We have provided a simple economic rationale for the observation that real estate sales commission rates seem to exhibit remarkable rigidity. Our explanation relies on a principal–agent model in which a real estate agent’s effort is not verifiable by the home seller. The key insight is that a home seller does not necessarily prefer a lower rate to a higher one since agents exert less effort at low rates. Consequently, the optimal sales commission never falls below the rate that maximizes the seller’s net sales revenue. When selling a house involves small quasi-fixed costs, the agent’s reservation rate lies below the optimal rate. Real estate agents may therefore earn informational rents, even though the market is competitive. Nevertheless, the rents are likely to be dissipated through entry and non-price competition, implying zero economic profits in the long run. Several aspects of our discussion merit additional attention in future empirical research. Perhaps most importantly, the link between transaction-specific commission rates and effort (as proxied by time-to-sale and eventual sales prices) should be tested. A more difficult pursuit would be an exploration of the relationship between quasi-fixed costs and commission rates to determine whether agents facing higher costs (a) charge higher commission rates and/or (b) make efforts to reduce those costs in order to increase profits for a given commission rate.

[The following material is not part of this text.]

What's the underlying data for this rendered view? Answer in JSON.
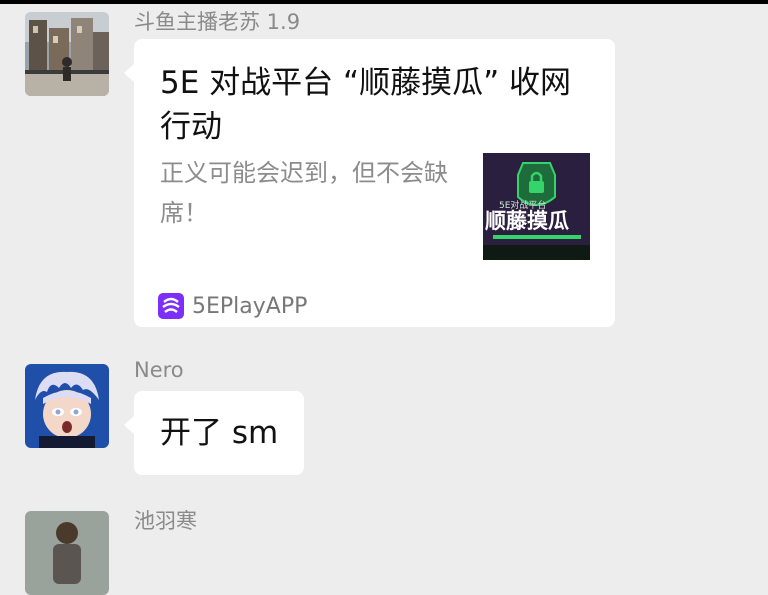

The ability to pursue these topics will depend, of course, upon the availability of transaction-specific data.